*ASSIGNMENT*:
The response is to be the full listing, set down exactly.

*DATASET ENTRIES*:
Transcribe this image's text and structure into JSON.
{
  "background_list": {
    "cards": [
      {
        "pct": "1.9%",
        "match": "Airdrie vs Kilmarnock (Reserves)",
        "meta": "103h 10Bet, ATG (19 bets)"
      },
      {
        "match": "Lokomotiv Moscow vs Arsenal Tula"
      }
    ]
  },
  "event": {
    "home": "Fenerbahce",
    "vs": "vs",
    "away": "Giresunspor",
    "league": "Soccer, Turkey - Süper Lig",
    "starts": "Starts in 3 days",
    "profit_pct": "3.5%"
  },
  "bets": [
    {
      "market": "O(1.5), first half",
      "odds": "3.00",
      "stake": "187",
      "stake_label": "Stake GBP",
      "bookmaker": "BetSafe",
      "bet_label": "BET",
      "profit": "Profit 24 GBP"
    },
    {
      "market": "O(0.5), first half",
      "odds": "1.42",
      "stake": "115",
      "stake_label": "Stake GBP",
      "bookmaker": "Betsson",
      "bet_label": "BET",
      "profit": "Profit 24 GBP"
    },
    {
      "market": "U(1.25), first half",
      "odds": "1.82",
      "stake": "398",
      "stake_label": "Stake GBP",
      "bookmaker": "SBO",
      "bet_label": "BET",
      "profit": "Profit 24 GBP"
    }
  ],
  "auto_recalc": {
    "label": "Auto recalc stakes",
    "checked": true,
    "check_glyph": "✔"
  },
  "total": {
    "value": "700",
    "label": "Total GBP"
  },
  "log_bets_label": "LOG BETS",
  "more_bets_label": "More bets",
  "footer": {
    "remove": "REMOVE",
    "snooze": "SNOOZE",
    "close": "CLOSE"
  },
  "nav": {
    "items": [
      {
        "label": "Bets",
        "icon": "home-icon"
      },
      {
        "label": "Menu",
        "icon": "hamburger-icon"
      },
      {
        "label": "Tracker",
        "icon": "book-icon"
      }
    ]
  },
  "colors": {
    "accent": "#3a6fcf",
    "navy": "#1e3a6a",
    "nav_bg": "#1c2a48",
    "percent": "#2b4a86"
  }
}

*SOLUTION TO THE EXERCISE*:
Transcribe this image's text and structure into JSON.
{
  "background_list": {
    "cards": [
      {
        "pct": "1.9%",
        "match": "Airdrie vs Kilmarnock (Reserves)",
        "meta": "103h 10Bet, ATG (19 bets)"
      },
      {
        "match": "Lokomotiv Moscow vs Arsenal Tula"
      }
    ]
  },
  "event": {
    "home": "Fenerbahce",
    "vs": "vs",
    "away": "Giresunspor",
    "league": "Soccer, Turkey - Süper Lig",
    "starts": "Starts in 3 days",
    "profit_pct": "3.5%"
  },
  "bets": [
    {
      "market": "O(1.5), first half",
      "odds": "3.00",
      "stake": "187",
      "stake_label": "Stake GBP",
      "bookmaker": "BetSafe",
      "bet_label": "BET",
      "profit": "Profit 24 GBP"
    },
    {
      "market": "O(0.5), first half",
      "odds": "1.42",
      "stake": "115",
      "stake_label": "Stake GBP",
      "bookmaker": "Betsson",
      "bet_label": "BET",
      "profit": "Profit 24 GBP"
    },
    {
      "market": "U(1.25), first half",
      "odds": "1.82",
      "stake": "398",
      "stake_label": "Stake GBP",
      "bookmaker": "SBO",
      "bet_label": "BET",
      "profit": "Profit 24 GBP"
    }
  ],
  "auto_recalc": {
    "label": "Auto recalc stakes",
    "checked": true,
    "check_glyph": "✔"
  },
  "total": {
    "value": "700",
    "label": "Total GBP"
  },
  "log_bets_label": "LOG BETS",
  "more_bets_label": "More bets",
  "footer": {
    "remove": "REMOVE",
    "snooze": "SNOOZE",
    "close": "CLOSE"
  },
  "nav": {
    "items": [
      {
        "label": "Bets",
        "icon": "home-icon"
      },
      {
        "label": "Menu",
        "icon": "hamburger-icon"
      },
      {
        "label": "Tracker",
        "icon": "book-icon"
      }
    ]
  },
  "colors": {
    "accent": "#3a6fcf",
    "navy": "#1e3a6a",
    "nav_bg": "#1c2a48",
    "percent": "#2b4a86"
  }
}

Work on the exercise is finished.